Exercise requirements: Give the data back exactly as it stands.
★ ★ ★ ★ ★
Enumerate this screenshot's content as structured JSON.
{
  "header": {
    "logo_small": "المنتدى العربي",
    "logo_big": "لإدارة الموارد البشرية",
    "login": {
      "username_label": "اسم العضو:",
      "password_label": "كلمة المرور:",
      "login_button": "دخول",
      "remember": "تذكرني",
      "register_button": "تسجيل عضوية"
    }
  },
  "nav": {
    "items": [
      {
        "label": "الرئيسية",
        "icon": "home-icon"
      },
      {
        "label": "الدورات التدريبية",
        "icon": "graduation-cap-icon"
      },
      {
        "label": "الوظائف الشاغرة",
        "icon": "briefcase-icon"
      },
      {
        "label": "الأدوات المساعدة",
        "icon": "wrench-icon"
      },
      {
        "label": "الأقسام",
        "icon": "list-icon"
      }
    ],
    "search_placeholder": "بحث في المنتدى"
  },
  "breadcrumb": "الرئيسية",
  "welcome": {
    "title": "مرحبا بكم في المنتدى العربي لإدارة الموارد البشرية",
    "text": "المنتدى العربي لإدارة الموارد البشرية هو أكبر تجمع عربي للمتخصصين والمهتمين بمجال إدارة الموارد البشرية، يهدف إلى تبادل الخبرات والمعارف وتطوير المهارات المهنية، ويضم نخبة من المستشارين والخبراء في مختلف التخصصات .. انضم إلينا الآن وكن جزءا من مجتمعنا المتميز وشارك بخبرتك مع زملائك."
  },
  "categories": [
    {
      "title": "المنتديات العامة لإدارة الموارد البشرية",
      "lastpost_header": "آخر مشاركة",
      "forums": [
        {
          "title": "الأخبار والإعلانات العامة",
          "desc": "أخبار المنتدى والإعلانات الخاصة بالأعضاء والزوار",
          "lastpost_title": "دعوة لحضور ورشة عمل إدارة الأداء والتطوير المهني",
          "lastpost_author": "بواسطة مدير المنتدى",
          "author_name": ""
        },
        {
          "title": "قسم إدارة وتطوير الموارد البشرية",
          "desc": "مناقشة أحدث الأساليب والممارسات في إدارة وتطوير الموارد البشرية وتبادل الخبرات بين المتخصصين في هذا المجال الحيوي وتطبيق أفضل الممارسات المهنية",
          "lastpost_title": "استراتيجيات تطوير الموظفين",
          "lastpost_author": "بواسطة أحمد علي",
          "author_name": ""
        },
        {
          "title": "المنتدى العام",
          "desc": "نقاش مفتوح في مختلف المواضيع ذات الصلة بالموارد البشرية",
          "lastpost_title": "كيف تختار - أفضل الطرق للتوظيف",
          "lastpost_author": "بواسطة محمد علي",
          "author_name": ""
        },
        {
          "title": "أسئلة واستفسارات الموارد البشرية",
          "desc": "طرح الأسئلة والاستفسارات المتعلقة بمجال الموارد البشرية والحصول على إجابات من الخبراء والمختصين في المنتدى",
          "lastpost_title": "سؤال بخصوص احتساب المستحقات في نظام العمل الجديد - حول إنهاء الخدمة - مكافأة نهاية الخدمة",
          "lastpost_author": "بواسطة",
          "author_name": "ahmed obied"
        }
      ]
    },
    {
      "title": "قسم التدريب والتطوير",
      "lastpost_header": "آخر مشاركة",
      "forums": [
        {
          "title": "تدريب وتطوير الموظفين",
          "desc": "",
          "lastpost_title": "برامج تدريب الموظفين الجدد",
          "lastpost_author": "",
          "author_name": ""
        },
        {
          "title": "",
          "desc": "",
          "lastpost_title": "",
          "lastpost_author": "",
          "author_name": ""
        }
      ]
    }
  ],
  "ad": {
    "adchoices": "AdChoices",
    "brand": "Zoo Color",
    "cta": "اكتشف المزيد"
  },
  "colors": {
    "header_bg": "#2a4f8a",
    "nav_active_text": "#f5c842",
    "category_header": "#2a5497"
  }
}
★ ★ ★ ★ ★
Answer:
Enumerate this screenshot's content as structured JSON.
{
  "header": {
    "logo_small": "المنتدى العربي",
    "logo_big": "لإدارة الموارد البشرية",
    "login": {
      "username_label": "اسم العضو:",
      "password_label": "كلمة المرور:",
      "login_button": "دخول",
      "remember": "تذكرني",
      "register_button": "تسجيل عضوية"
    }
  },
  "nav": {
    "items": [
      {
        "label": "الرئيسية",
        "icon": "home-icon"
      },
      {
        "label": "الدورات التدريبية",
        "icon": "graduation-cap-icon"
      },
      {
        "label": "الوظائف الشاغرة",
        "icon": "briefcase-icon"
      },
      {
        "label": "الأدوات المساعدة",
        "icon": "wrench-icon"
      },
      {
        "label": "الأقسام",
        "icon": "list-icon"
      }
    ],
    "search_placeholder": "بحث في المنتدى"
  },
  "breadcrumb": "الرئيسية",
  "welcome": {
    "title": "مرحبا بكم في المنتدى العربي لإدارة الموارد البشرية",
    "text": "المنتدى العربي لإدارة الموارد البشرية هو أكبر تجمع عربي للمتخصصين والمهتمين بمجال إدارة الموارد البشرية، يهدف إلى تبادل الخبرات والمعارف وتطوير المهارات المهنية، ويضم نخبة من المستشارين والخبراء في مختلف التخصصات .. انضم إلينا الآن وكن جزءا من مجتمعنا المتميز وشارك بخبرتك مع زملائك."
  },
  "categories": [
    {
      "title": "المنتديات العامة لإدارة الموارد البشرية",
      "lastpost_header": "آخر مشاركة",
      "forums": [
        {
          "title": "الأخبار والإعلانات العامة",
          "desc": "أخبار المنتدى والإعلانات الخاصة بالأعضاء والزوار",
          "lastpost_title": "دعوة لحضور ورشة عمل إدارة الأداء والتطوير المهني",
          "lastpost_author": "بواسطة مدير المنتدى",
          "author_name": ""
        },
        {
          "title": "قسم إدارة وتطوير الموارد البشرية",
          "desc": "مناقشة أحدث الأساليب والممارسات في إدارة وتطوير الموارد البشرية وتبادل الخبرات بين المتخصصين في هذا المجال الحيوي وتطبيق أفضل الممارسات المهنية",
          "lastpost_title": "استراتيجيات تطوير الموظفين",
          "lastpost_author": "بواسطة أحمد علي",
          "author_name": ""
        },
        {
          "title": "المنتدى العام",
          "desc": "نقاش مفتوح في مختلف المواضيع ذات الصلة بالموارد البشرية",
          "lastpost_title": "كيف تختار - أفضل الطرق للتوظيف",
          "lastpost_author": "بواسطة محمد علي",
          "author_name": ""
        },
        {
          "title": "أسئلة واستفسارات الموارد البشرية",
          "desc": "طرح الأسئلة والاستفسارات المتعلقة بمجال الموارد البشرية والحصول على إجابات من الخبراء والمختصين في المنتدى",
          "lastpost_title": "سؤال بخصوص احتساب المستحقات في نظام العمل الجديد - حول إنهاء الخدمة - مكافأة نهاية الخدمة",
          "lastpost_author": "بواسطة",
          "author_name": "ahmed obied"
        }
      ]
    },
    {
      "title": "قسم التدريب والتطوير",
      "lastpost_header": "آخر مشاركة",
      "forums": [
        {
          "title": "تدريب وتطوير الموظفين",
          "desc": "",
          "lastpost_title": "برامج تدريب الموظفين الجدد",
          "lastpost_author": "",
          "author_name": ""
        },
        {
          "title": "",
          "desc": "",
          "lastpost_title": "",
          "lastpost_author": "",
          "author_name": ""
        }
      ]
    }
  ],
  "ad": {
    "adchoices": "AdChoices",
    "brand": "Zoo Color",
    "cta": "اكتشف المزيد"
  },
  "colors": {
    "header_bg": "#2a4f8a",
    "nav_active_text": "#f5c842",
    "category_header": "#2a5497"
  }
}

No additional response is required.